U.S. Navy Awards Contracts to Refine MQ-25 Stingray Designs

 - April 20, 2017, 12:56 PM
At its annual media day, Lockheed Martin offered a glimpse of its design for the Navy's MQ-25 Stingray unmanned refueling aircraft.

The U.S. Navy has awarded four manufacturers contract amendments with additional funding to refine their concepts for the MQ-25 Stingray refueling drone. The service’s requirements for the aircraft now emphasize the tanking role over multi-mission capability, according to one of the manufacturers.

On April 13, the Department of Defense (DOD) announced contract modification awards to Northrop Grumman ($24.7 million), Boeing ($19.1 million), Lockheed Martin ($18.8 million) and General Atomics ($18.7 million) to refine their air vehicle concepts and develop technology trade-off alternatives in advance of the MQ-25 engineering and manufacturing development phase. The DOD expects work to be completed on the contract add-ons in September 2018.

The four companies each received previous, risk-reduction contracts of roughly double the latest amounts in October. Since at least 2011, they have participated in studies and preliminary design exercises for what the Navy originally called the unmanned carrier-launched airborne surveillance and strike (UClass) program.

Over time, the Navy’s expected requirements for the aircraft have evolved from it being a multi-mission platform capable of performing intelligence, surveillance, reconnaissance (ISR) and strike missions to one focused on carrier-based aerial refueling, a role the F/A-18E/F Super Hornet now serves. Competing manufacturers expect the service will issue a formal request for proposals this summer.
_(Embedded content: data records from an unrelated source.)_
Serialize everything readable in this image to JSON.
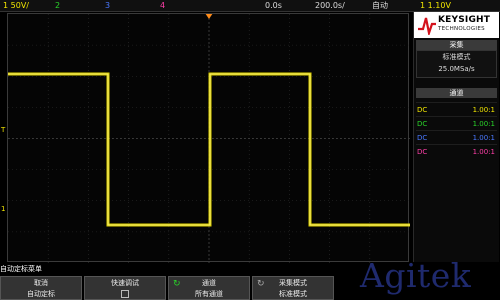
{
  "status_bar": {
    "ch1": "1  50V/",
    "ch2": "2",
    "ch3": "3",
    "ch4": "4",
    "time_pos": "0.0s",
    "time_scale": "200.0s/",
    "trigger_mode": "自动",
    "trigger_level": "1  1.10V",
    "colors": {
      "ch1": "#f2e600",
      "ch2": "#29d329",
      "ch3": "#4a78ff",
      "ch4": "#ff3fa8"
    }
  },
  "panel": {
    "brand": "KEYSIGHT",
    "brand_sub": "TECHNOLOGIES",
    "acq_title": "采集",
    "acq_mode": "标准模式",
    "acq_rate": "25.0MSa/s",
    "channel_title": "通道",
    "channels": [
      {
        "coupling": "DC",
        "probe": "1.00:1",
        "color": "#f2e600"
      },
      {
        "coupling": "DC",
        "probe": "1.00:1",
        "color": "#29d329"
      },
      {
        "coupling": "DC",
        "probe": "1.00:1",
        "color": "#4a78ff"
      },
      {
        "coupling": "DC",
        "probe": "1.00:1",
        "color": "#ff3fa8"
      }
    ]
  },
  "markers": {
    "trigger": "T",
    "ground": "1"
  },
  "menu": {
    "title": "自动定标菜单",
    "keys": [
      {
        "l1": "取消",
        "l2": "自动定标"
      },
      {
        "l1": "快速调试",
        "l2": ""
      },
      {
        "l1": "通道",
        "l2": "所有通道"
      },
      {
        "l1": "采集模式",
        "l2": "标准模式"
      }
    ]
  },
  "watermark": "Agitek"
}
It’s a tanker, and that’s pretty well what the Navy has defined as the primary requirement for this unmanned system,” Rob Weiss, general manager of Lockheed Martin’s Skunk Works advanced development unit, told reporters March 21 during the company’s annual media day. “They’re frankly doing all the right things to accelerate this program and get it in the hands of the warfighter sooner than later. The focus is on mission tanking; we’ve done a number of (technology) trade-offs on the actual configuration.”

During the same event in 2016, Weiss said Lockheed Martin saw no reason to offer a traditional wing-body-tail design if the plan was to eventually operate the aircraft in contest airspace. Lockheed Martin was earlier thought to be developing a stealthy, flying-wing aircraft along the lines of its RQ-170 Sentinel, with Northrop Grumman and Boeing proposing advancements of the X-47B and Phantom Ray flying wings, respectively. General Atomics has promoted the Sea Avenger, a marinized version of its jet-powered Predator C with twin, canted tails.

At the media day this year, Weiss displayed a graphic of an underwing pod or tank trailing a hose and refueling drogue to a following F/A-18, hinting at Lockheed Martin’s latest air vehicle configuration. “If (the Navy’s) requirements were about penetrating ISR, where it’s in contested airspace—be it ISR or strike—you would need an airplane that looks different than a concept with pylons,” he said. “But their requirements have now been defined to be a tanker, so you really don’t want to go with a tailless design.”